### Aim of the task
Repeat every line of the following material exactly.

### Provided entries

►

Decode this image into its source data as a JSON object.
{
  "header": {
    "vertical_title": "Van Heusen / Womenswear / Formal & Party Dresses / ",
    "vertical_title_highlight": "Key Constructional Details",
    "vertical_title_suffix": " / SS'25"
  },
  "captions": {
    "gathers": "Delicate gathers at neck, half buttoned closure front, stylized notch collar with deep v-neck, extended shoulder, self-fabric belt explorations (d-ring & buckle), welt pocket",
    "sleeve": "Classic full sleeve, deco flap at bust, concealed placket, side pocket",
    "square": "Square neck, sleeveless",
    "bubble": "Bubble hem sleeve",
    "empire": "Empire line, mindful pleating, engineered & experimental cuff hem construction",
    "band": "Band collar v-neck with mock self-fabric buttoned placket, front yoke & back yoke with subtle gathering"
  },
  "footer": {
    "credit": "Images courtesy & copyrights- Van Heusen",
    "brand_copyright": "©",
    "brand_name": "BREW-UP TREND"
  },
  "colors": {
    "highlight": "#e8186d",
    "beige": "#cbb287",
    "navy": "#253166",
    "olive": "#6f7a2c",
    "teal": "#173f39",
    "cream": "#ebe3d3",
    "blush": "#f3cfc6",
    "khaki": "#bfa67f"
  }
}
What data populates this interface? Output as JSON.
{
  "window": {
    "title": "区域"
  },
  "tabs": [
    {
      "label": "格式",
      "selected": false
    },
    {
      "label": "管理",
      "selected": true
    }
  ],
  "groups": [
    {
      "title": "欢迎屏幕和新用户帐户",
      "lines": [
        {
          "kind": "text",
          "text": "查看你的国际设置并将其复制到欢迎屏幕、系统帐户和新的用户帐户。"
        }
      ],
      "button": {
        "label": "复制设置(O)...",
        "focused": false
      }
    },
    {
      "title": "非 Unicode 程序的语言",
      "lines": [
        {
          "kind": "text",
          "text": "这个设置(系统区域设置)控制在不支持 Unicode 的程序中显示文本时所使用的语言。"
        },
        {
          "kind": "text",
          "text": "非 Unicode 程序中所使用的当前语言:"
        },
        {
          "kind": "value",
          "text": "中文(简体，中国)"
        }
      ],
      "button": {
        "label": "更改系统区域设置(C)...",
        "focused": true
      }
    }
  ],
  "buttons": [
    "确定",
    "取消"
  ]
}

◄

### Response for this exercise
Decode this image into its source data as a JSON object.
{
  "header": {
    "vertical_title": "Van Heusen / Womenswear / Formal & Party Dresses / ",
    "vertical_title_highlight": "Key Constructional Details",
    "vertical_title_suffix": " / SS'25"
  },
  "captions": {
    "gathers": "Delicate gathers at neck, half buttoned closure front, stylized notch collar with deep v-neck, extended shoulder, self-fabric belt explorations (d-ring & buckle), welt pocket",
    "sleeve": "Classic full sleeve, deco flap at bust, concealed placket, side pocket",
    "square": "Square neck, sleeveless",
    "bubble": "Bubble hem sleeve",
    "empire": "Empire line, mindful pleating, engineered & experimental cuff hem construction",
    "band": "Band collar v-neck with mock self-fabric buttoned placket, front yoke & back yoke with subtle gathering"
  },
  "footer": {
    "credit": "Images courtesy & copyrights- Van Heusen",
    "brand_copyright": "©",
    "brand_name": "BREW-UP TREND"
  },
  "colors": {
    "highlight": "#e8186d",
    "beige": "#cbb287",
    "navy": "#253166",
    "olive": "#6f7a2c",
    "teal": "#173f39",
    "cream": "#ebe3d3",
    "blush": "#f3cfc6",
    "khaki": "#bfa67f"
  }
}
What data populates this interface? Output as JSON.
{
  "window": {
    "title": "区域"
  },
  "tabs": [
    {
      "label": "格式",
      "selected": false
    },
    {
      "label": "管理",
      "selected": true
    }
  ],
  "groups": [
    {
      "title": "欢迎屏幕和新用户帐户",
      "lines": [
        {
          "kind": "text",
          "text": "查看你的国际设置并将其复制到欢迎屏幕、系统帐户和新的用户帐户。"
        }
      ],
      "button": {
        "label": "复制设置(O)...",
        "focused": false
      }
    },
    {
      "title": "非 Unicode 程序的语言",
      "lines": [
        {
          "kind": "text",
          "text": "这个设置(系统区域设置)控制在不支持 Unicode 的程序中显示文本时所使用的语言。"
        },
        {
          "kind": "text",
          "text": "非 Unicode 程序中所使用的当前语言:"
        },
        {
          "kind": "value",
          "text": "中文(简体，中国)"
        }
      ],
      "button": {
        "label": "更改系统区域设置(C)...",
        "focused": true
      }
    }
  ],
  "buttons": [
    "确定",
    "取消"
  ]
}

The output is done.